Set up projects of 1-3 months that will force you to learn new concepts. This is a useful
exercise for self-education, where there is less structure to guide you.
The Productive Student
1) Manage Your Energy
- Stay in shape, eat healthy and don't work without sleep.
- Schedule a day off each week.
2) Don't “Study”
3) Nuke Procrastination
-Set up a Weekly and Daily Goals list to keep focused.
4) Batch smaller tasks into groups.
5) Be organized.
-Keep a calendar, to-do list and carry a notepad with you at all times.
Self-education can be cheap, fast and rewarding but it also has challenges. Namely, it has less
structure and is more difficult than formal education. The main ways you can improve your ability
to teach yourself are:
1) Improve your habits
2) Overcome the frustration barrier
3) Set learning goals to track progress.
I would like to thank all the participants in the Holistic Learning Experiment.
Your hard work helped perfect many of these ideas. I would also like to thank everyone
who sent me feedback on the original Holistic Learning book. Your thoughts and
suggestions were the inspiration for writing this book.
I would also like to thank my friends in the blogging community for your
continued inspiration. Thanks to Leo Babauta, Cal Newport and Gleb Reys for your
support and help. I also want to thank Steve Pavlina, Ben Casnocha, Tim Ferriss and
Brad Bollenbach for the great ideas. There are too many people I owe thanks to, but
you know who you are.
Most importantly I would like to thank Marian, Douglas and Megan Young. You
have been my teachers.
About the Author
Scott Young is student at University of Manitoba studying business. You can read
his website with articles on productivity, learning and getting more from life at
Check out my other books and programs:
How to Change a Habit – This e-book explores the philosophy and methods I've used to
change dozens of habits in my life from exercising regularly, reading more and
becoming organized.
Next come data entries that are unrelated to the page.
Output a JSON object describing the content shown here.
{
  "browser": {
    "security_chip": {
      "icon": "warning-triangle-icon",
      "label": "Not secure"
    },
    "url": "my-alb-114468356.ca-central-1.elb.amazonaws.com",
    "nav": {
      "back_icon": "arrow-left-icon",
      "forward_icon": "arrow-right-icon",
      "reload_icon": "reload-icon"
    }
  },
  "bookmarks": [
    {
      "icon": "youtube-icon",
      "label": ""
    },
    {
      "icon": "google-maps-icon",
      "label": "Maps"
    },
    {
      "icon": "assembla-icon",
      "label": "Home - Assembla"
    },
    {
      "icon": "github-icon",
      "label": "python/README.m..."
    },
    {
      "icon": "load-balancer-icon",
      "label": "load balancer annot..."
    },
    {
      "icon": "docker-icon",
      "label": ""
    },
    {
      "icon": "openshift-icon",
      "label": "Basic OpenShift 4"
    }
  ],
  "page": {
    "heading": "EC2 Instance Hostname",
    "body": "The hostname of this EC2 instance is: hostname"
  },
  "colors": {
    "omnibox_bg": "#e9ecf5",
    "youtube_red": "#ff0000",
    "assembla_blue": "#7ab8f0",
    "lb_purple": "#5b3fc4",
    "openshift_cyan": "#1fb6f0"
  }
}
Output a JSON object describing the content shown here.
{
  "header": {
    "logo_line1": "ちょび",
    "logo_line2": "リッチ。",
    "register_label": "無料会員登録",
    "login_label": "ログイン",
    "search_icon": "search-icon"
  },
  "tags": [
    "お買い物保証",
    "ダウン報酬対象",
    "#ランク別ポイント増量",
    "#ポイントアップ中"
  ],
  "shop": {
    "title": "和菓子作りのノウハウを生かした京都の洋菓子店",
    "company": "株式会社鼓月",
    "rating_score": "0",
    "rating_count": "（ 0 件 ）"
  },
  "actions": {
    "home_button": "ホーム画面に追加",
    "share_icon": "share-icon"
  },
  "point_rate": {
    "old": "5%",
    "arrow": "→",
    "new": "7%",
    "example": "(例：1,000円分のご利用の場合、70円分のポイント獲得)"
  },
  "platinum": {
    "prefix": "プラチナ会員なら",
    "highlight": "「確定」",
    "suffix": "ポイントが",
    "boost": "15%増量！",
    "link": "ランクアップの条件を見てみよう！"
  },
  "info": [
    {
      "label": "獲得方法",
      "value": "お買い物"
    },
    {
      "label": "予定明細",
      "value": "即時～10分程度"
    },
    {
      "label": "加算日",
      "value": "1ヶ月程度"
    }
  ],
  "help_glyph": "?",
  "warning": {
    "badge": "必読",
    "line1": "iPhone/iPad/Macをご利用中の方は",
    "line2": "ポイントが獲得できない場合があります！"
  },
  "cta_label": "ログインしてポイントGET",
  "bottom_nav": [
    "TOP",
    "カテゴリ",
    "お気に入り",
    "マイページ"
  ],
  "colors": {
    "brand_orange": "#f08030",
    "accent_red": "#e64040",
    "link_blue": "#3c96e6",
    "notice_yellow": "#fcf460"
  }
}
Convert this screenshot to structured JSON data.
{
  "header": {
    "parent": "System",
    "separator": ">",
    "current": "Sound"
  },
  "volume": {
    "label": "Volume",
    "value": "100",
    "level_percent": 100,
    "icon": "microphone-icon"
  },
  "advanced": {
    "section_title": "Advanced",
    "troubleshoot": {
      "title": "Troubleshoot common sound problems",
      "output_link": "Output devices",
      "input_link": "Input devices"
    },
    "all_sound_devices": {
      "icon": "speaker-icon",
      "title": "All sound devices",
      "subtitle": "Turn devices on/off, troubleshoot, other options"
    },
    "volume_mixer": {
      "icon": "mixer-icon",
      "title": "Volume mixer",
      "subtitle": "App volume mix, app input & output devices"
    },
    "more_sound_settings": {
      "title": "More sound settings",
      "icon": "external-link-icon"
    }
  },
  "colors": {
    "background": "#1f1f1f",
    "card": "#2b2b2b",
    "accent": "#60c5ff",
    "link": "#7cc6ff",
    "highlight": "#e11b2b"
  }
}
If you want to build the right habits, this book will tell you how.
Holistic Learning – My first free e-book on Holistic Learning. This introduces the
concepts that I later refined in the book you are reading today.
Goals! An Interactive Guide – My first free product, this program explores why you
need to set goals and how to do it with a fun interactive game.